THE RECORDS »
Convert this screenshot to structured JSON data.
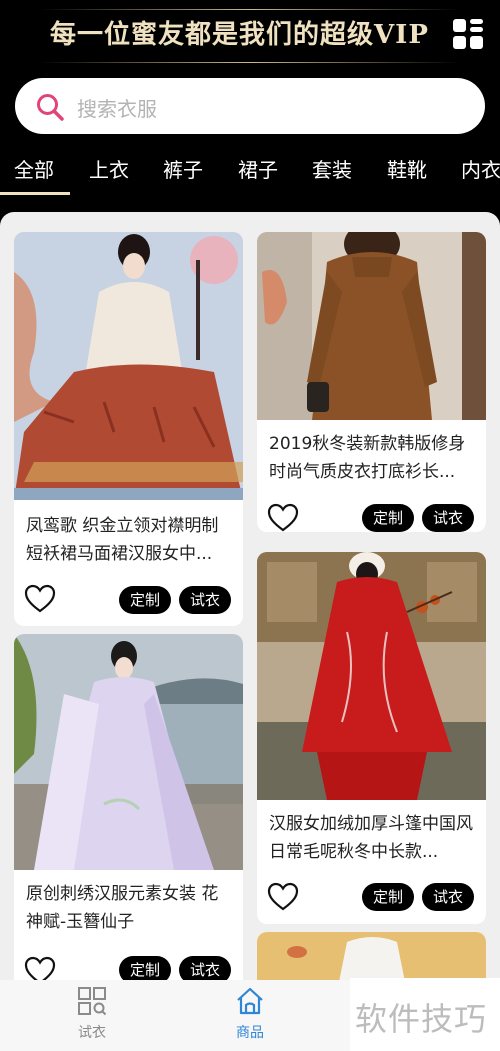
{
  "header": {
    "banner_title": "每一位蜜友都是我们的超级VIP",
    "menu_icon": "grid-menu-icon"
  },
  "search": {
    "placeholder": "搜索衣服",
    "icon": "search-icon",
    "accent": "#e0447a"
  },
  "tabs": [
    {
      "label": "全部",
      "active": true
    },
    {
      "label": "上衣"
    },
    {
      "label": "裤子"
    },
    {
      "label": "裙子"
    },
    {
      "label": "套装"
    },
    {
      "label": "鞋靴"
    },
    {
      "label": "内衣"
    }
  ],
  "products": [
    {
      "title": "凤鸾歌 织金立领对襟明制短袄裙马面裙汉服女中...",
      "customize": "定制",
      "try_on": "试衣"
    },
    {
      "title": "2019秋冬装新款韩版修身时尚气质皮衣打底衫长...",
      "customize": "定制",
      "try_on": "试衣"
    },
    {
      "title": "原创刺绣汉服元素女装 花神赋-玉簪仙子",
      "customize": "定制",
      "try_on": "试衣"
    },
    {
      "title": "汉服女加绒加厚斗篷中国风日常毛呢秋冬中长款...",
      "customize": "定制",
      "try_on": "试衣"
    }
  ],
  "bottom_nav": [
    {
      "label": "试衣",
      "icon": "fitting-grid-icon",
      "active": false
    },
    {
      "label": "商品",
      "icon": "home-icon",
      "active": true
    }
  ],
  "watermark": "软件技巧",
  "colors": {
    "header_bg": "#000000",
    "gold": "#f0e2c0",
    "active_nav": "#2f86d6"
  }
}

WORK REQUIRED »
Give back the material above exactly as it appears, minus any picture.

EXERCISE SOLUTION »
Convert this screenshot to structured JSON data.
{
  "header": {
    "banner_title": "每一位蜜友都是我们的超级VIP",
    "menu_icon": "grid-menu-icon"
  },
  "search": {
    "placeholder": "搜索衣服",
    "icon": "search-icon",
    "accent": "#e0447a"
  },
  "tabs": [
    {
      "label": "全部",
      "active": true
    },
    {
      "label": "上衣"
    },
    {
      "label": "裤子"
    },
    {
      "label": "裙子"
    },
    {
      "label": "套装"
    },
    {
      "label": "鞋靴"
    },
    {
      "label": "内衣"
    }
  ],
  "products": [
    {
      "title": "凤鸾歌 织金立领对襟明制短袄裙马面裙汉服女中...",
      "customize": "定制",
      "try_on": "试衣"
    },
    {
      "title": "2019秋冬装新款韩版修身时尚气质皮衣打底衫长...",
      "customize": "定制",
      "try_on": "试衣"
    },
    {
      "title": "原创刺绣汉服元素女装 花神赋-玉簪仙子",
      "customize": "定制",
      "try_on": "试衣"
    },
    {
      "title": "汉服女加绒加厚斗篷中国风日常毛呢秋冬中长款...",
      "customize": "定制",
      "try_on": "试衣"
    }
  ],
  "bottom_nav": [
    {
      "label": "试衣",
      "icon": "fitting-grid-icon",
      "active": false
    },
    {
      "label": "商品",
      "icon": "home-icon",
      "active": true
    }
  ],
  "watermark": "软件技巧",
  "colors": {
    "header_bg": "#000000",
    "gold": "#f0e2c0",
    "active_nav": "#2f86d6"
  }
}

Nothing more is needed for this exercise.